Vytautas SUCHOCKAS, Antanas MALINAUSKAS, Gintautas URBAITIS, Alfas PLIŪRA

Abstract

The influence of soil preparation on the development of ground vegetation during the establishment of forest plantations was studied. It was found that in the first-year plantations on former farmland the least biomass of ground vegetation develops on furrows. Complete soil tillage to the depth of 22–27 cm, ploughed in berms or elimination of weeds with Roundup Bio may reduce the biomass of ground vegetation by up to two times. Soil ploughing in berms or piles always reduced the mass of weeds.

In the second year of plantations’ growth, differences in the biomass of weeds among different soil preparation treatments decreased. On fresh clear-cut areas of fertile mineral soils any mechanical method of soil preparation reduced the biomass of ground vegetation. With increasing soil preparation depth (down to 40 cm) and the width of the strip (up to 100 cm), the biomass of ground vegetation decreased.

The least (4–9 times less compared with unprepared soil) ground vegetation biomass was observed when the soil had been prepared in furrows, berms or piles. Soil preparation method affected also the height of ground vegetation. It depended on soil fertility and moisture content, weed species, spring and summer weather conditions.

The shading class of seedlings and the volume of plantation tending depended on soil preparation method too. Seedlings planted on wide (100 cm) furrows and on 30 cm high piles were the least shaded, while those growing on unprepared, completely ploughed soil or on inverted humus mounds experienced the greatest suppression.
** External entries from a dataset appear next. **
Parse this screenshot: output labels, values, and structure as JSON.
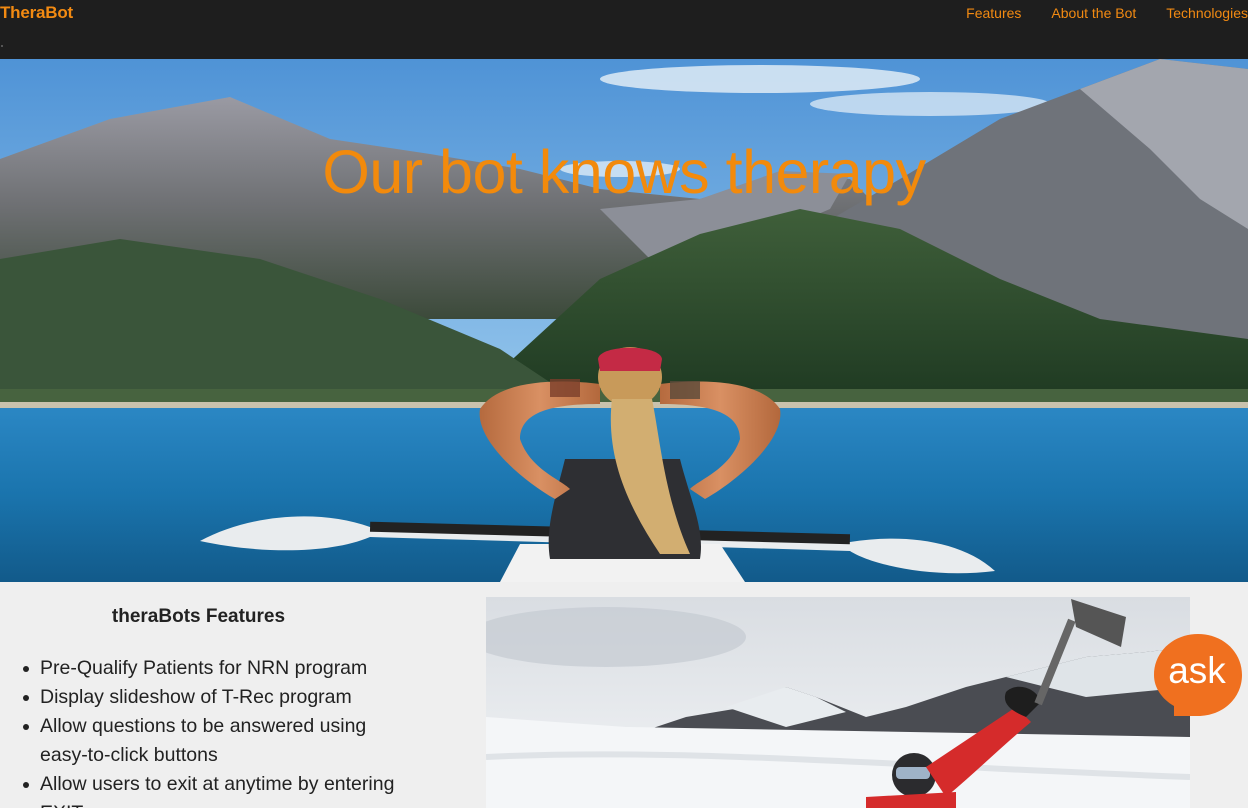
{
  "navbar": {
    "brand": "TheraBot",
    "links": [
      "Features",
      "About the Bot",
      "Technologies"
    ]
  },
  "hero": {
    "title": "Our bot knows therapy"
  },
  "features": {
    "heading": "theraBots Features",
    "items": [
      "Pre-Qualify Patients for NRN program",
      "Display slideshow of T-Rec program",
      "Allow questions to be answered using easy-to-click buttons",
      "Allow users to exit at anytime by entering EXIT"
    ]
  },
  "ask_widget": {
    "label": "ask"
  },
  "colors": {
    "accent": "#f28a12",
    "navbar_bg": "#1e1e1e",
    "page_bg": "#efefef"
  }
}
Key words: berm, development of ground vegetation, forest plantations, furrow, soil preparation.

Full text:  101_4_str50.pdf